### [TASK STATEMENT]
Each line of the records containing "this" is to be copied out and returned.

### [INFORMATION PROVIDED]
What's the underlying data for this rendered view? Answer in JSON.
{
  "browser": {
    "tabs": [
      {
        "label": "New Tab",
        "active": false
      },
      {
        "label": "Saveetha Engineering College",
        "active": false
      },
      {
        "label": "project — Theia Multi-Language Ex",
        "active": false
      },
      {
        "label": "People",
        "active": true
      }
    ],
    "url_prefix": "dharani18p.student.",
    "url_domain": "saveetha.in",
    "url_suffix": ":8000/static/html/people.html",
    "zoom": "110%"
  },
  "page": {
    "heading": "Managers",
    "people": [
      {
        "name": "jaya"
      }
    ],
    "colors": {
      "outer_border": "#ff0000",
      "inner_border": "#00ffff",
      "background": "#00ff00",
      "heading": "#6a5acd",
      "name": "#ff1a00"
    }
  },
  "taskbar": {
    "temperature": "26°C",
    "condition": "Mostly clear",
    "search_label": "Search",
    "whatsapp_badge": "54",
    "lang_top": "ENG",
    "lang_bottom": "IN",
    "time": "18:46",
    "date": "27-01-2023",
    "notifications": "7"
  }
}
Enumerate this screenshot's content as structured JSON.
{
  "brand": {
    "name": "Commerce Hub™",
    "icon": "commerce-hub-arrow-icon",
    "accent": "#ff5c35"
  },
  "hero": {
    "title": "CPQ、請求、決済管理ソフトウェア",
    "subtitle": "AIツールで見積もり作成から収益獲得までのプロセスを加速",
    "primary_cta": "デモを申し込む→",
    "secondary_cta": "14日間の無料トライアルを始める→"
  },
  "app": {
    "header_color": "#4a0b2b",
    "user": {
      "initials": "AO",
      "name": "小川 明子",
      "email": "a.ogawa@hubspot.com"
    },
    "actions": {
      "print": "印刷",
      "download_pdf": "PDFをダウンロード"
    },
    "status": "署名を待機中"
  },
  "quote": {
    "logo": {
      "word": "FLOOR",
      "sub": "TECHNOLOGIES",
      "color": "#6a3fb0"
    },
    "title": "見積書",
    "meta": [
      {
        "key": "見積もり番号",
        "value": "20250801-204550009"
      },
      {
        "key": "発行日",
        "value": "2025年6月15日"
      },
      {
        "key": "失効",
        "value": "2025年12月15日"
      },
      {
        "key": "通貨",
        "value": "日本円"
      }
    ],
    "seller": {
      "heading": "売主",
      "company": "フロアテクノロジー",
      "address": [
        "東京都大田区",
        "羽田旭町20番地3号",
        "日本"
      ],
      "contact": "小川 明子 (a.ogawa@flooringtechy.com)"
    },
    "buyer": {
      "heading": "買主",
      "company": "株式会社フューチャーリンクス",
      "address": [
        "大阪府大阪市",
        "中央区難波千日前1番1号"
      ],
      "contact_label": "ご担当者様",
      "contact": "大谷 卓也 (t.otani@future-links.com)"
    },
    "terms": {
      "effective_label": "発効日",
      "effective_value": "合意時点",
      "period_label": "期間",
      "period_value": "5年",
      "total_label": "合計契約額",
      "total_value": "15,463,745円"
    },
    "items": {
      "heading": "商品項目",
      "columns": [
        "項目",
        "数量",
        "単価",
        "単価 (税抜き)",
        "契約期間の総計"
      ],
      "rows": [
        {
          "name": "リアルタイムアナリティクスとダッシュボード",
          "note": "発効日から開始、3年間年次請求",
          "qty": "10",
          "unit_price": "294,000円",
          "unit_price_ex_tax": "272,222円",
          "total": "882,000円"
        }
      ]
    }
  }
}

### [REPLY TO THE EXERCISE]
What's the underlying data for this rendered view? Answer in JSON.
Enumerate this screenshot's content as structured JSON.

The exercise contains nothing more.